Gallium 67 scanning in the malignant lympho mas has been done, with variable success, for over 20 years. After initial enthusiasm, the technique fell into disrepute and it was not until the early 1980s that it enjoyed a revival. There have been many major contributions to the literature, both favourable and unfavourable. The reasons for the latter include: poor instrumentation (only single-pulse height analysis), low gallium 67 doses, impatient and careless scanning techniques, timing of the study after treatment (chemotherapy, radiation) and insensitive methods of confirmation of the presence or absence of disease ("truth"). Anatomical diagnostic techniques (computed tomography, plain X-radiography, magnetic resonance imaging and others) are incapable of distinguishing viable tumour in normal size lymph nodes or necrotic/fibrotic residual masses. With improvements in instrumentation (triple-pulse height analysis, gamma camera resolution and tomographic techniques) gallium 67 can detect active tumour in residual masses and in normal-size nodes. This is due to gallium 67's unique ability to localize in viable tumour cells. It has greater than 90% sensitivity, specificity, accuracy and positive predictive value in patients with lymphoma.
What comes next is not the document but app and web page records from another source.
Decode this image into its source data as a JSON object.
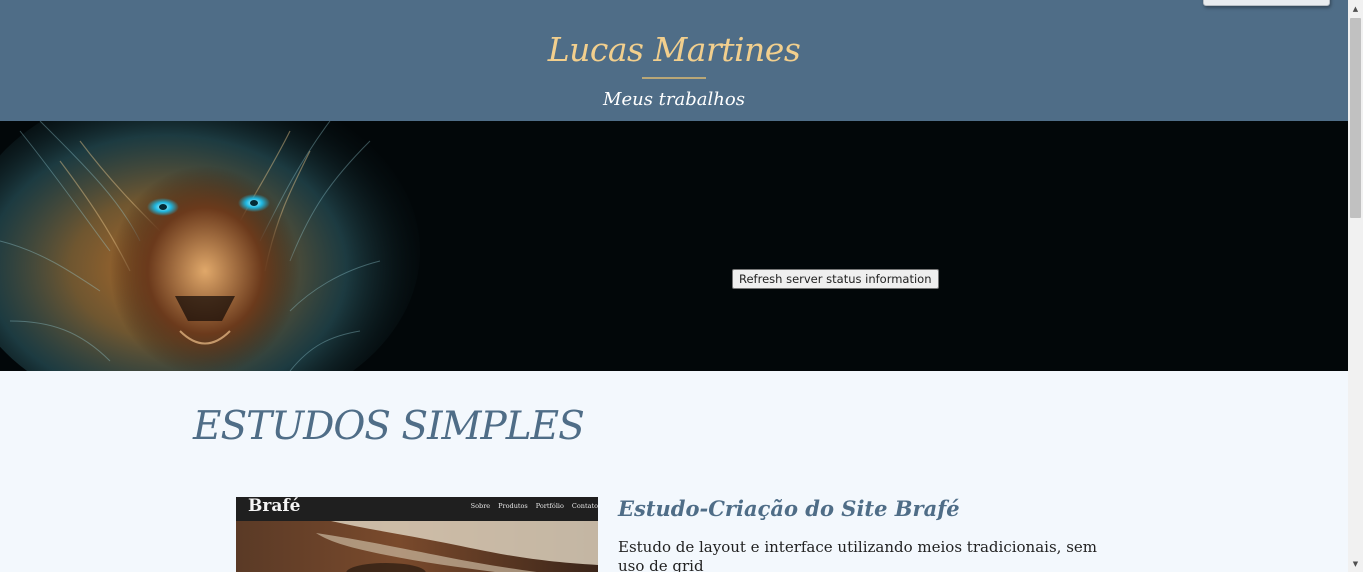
{
  "header": {
    "title": "Lucas Martines",
    "subtitle": "Meus trabalhos"
  },
  "hero": {
    "image_icon": "lion-artwork",
    "refresh_button_label": "Refresh server status information"
  },
  "section": {
    "title": "ESTUDOS SIMPLES"
  },
  "project": {
    "thumbnail": {
      "logo": "Brafé",
      "nav": [
        "Sobre",
        "Produtos",
        "Portfólio",
        "Contato"
      ]
    },
    "title": "Estudo-Criação do Site Brafé",
    "description": "Estudo de layout e interface utilizando meios tradicionais, sem uso de grid"
  },
  "colors": {
    "header_bg": "#4f6d87",
    "title_gold": "#f2cf8d",
    "page_bg": "#f3f8fd",
    "hero_bg": "#020709"
  }
}
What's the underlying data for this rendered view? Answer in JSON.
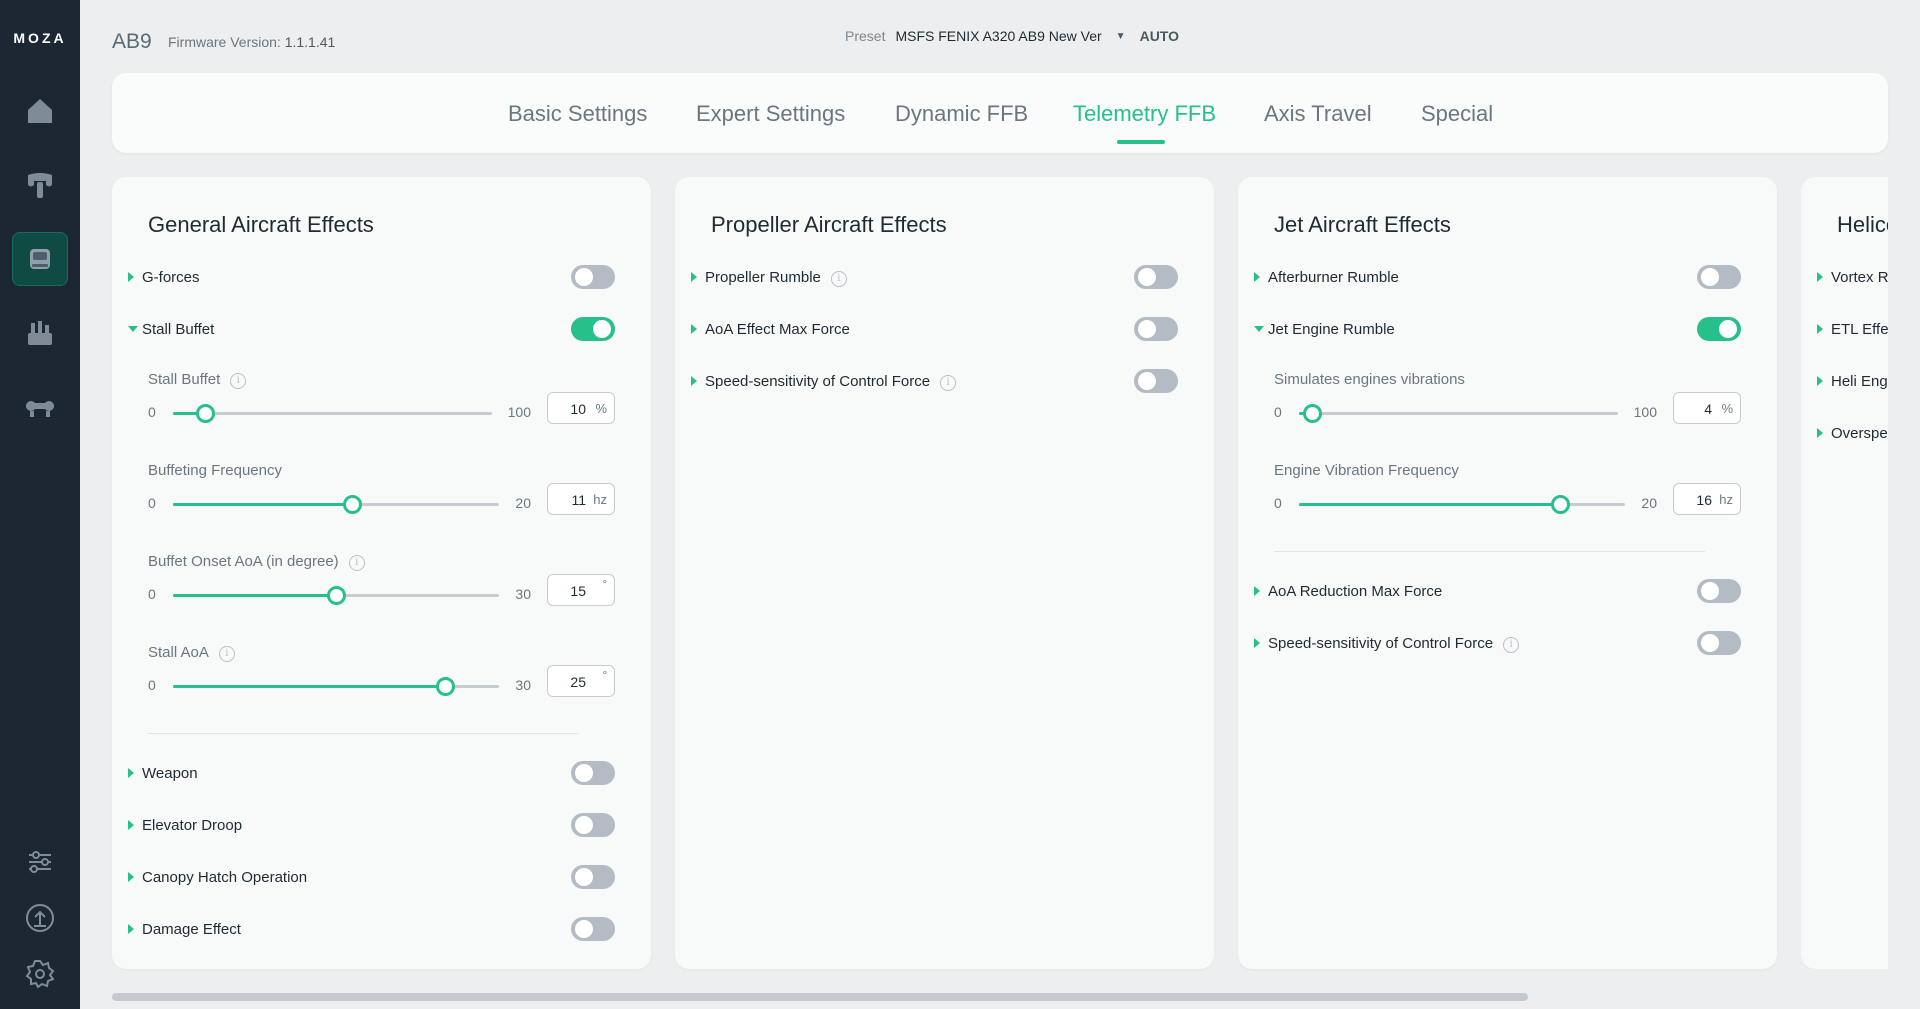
{
  "brand": {
    "logo": "MOZA"
  },
  "sidebar": {
    "items": [
      {
        "icon": "home-icon",
        "active": false
      },
      {
        "icon": "flight-yoke-icon",
        "active": false
      },
      {
        "icon": "joystick-base-icon",
        "active": true
      },
      {
        "icon": "throttle-quadrant-icon",
        "active": false
      },
      {
        "icon": "rudder-pedals-icon",
        "active": false
      }
    ],
    "bottom": [
      {
        "icon": "sliders-icon"
      },
      {
        "icon": "firmware-update-icon"
      },
      {
        "icon": "gear-icon"
      }
    ]
  },
  "header": {
    "device": "AB9",
    "firmware_label": "Firmware Version:",
    "firmware_value": "1.1.1.41",
    "preset_label": "Preset",
    "preset_value": "MSFS FENIX A320 AB9 New Ver",
    "preset_mode": "AUTO"
  },
  "tabs": {
    "items": [
      {
        "label": "Basic Settings"
      },
      {
        "label": "Expert Settings"
      },
      {
        "label": "Dynamic FFB"
      },
      {
        "label": "Telemetry FFB"
      },
      {
        "label": "Axis Travel"
      },
      {
        "label": "Special"
      }
    ],
    "active": "Telemetry FFB"
  },
  "panels": {
    "general": {
      "title": "General Aircraft Effects",
      "rows": [
        {
          "label": "G-forces",
          "on": false
        },
        {
          "label": "Stall Buffet",
          "on": true
        },
        {
          "label": "Weapon",
          "on": false
        },
        {
          "label": "Elevator Droop",
          "on": false
        },
        {
          "label": "Canopy Hatch Operation",
          "on": false
        },
        {
          "label": "Damage Effect",
          "on": false
        }
      ],
      "sliders": [
        {
          "label": "Stall Buffet",
          "min": "0",
          "max": "100",
          "value": "10",
          "unit": "%",
          "fraction": 0.1
        },
        {
          "label": "Buffeting Frequency",
          "min": "0",
          "max": "20",
          "value": "11",
          "unit": "hz",
          "fraction": 0.55
        },
        {
          "label": "Buffet Onset AoA (in degree)",
          "min": "0",
          "max": "30",
          "value": "15",
          "unit": "°",
          "fraction": 0.5
        },
        {
          "label": "Stall AoA",
          "min": "0",
          "max": "30",
          "value": "25",
          "unit": "°",
          "fraction": 0.8333
        }
      ]
    },
    "propeller": {
      "title": "Propeller Aircraft Effects",
      "rows": [
        {
          "label": "Propeller Rumble",
          "on": false
        },
        {
          "label": "AoA Effect Max Force",
          "on": false
        },
        {
          "label": "Speed-sensitivity of Control Force",
          "on": false
        }
      ]
    },
    "jet": {
      "title": "Jet Aircraft Effects",
      "rows": [
        {
          "label": "Afterburner Rumble",
          "on": false
        },
        {
          "label": "Jet Engine Rumble",
          "on": true
        },
        {
          "label": "AoA Reduction Max Force",
          "on": false
        },
        {
          "label": "Speed-sensitivity of Control Force",
          "on": false
        }
      ],
      "sliders": [
        {
          "label": "Simulates engines vibrations",
          "min": "0",
          "max": "100",
          "value": "4",
          "unit": "%",
          "fraction": 0.04
        },
        {
          "label": "Engine Vibration Frequency",
          "min": "0",
          "max": "20",
          "value": "16",
          "unit": "hz",
          "fraction": 0.8
        }
      ]
    },
    "helicopter": {
      "title": "Helicopter Aircraft Effects",
      "rows": [
        {
          "label": "Vortex Ring"
        },
        {
          "label": "ETL Effect"
        },
        {
          "label": "Heli Engine"
        },
        {
          "label": "Overspeed"
        }
      ]
    }
  },
  "colors": {
    "accent": "#28c08a",
    "sidebar_bg": "#1c2733",
    "toggle_off": "#b3bcc4"
  }
}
Its major contributions are in: staging (changing management of mediastinal disease, obviating the need for a laparotomy and clearlyidentifying stage IV disease); detecting relapse or residual, progressive disease (it establishes true complete remission and is often the first and only evidence of relapse before clinical evidence); predicting response to therapy (failure to convert to a negative scan post-treatment signals a poor prognosis and alternative therapy is required); and predicting outcome - prognosis (it is the only diagnostic modality to predict outcome accurately).
- Gallium 67 scanning
- Hodgkin's disease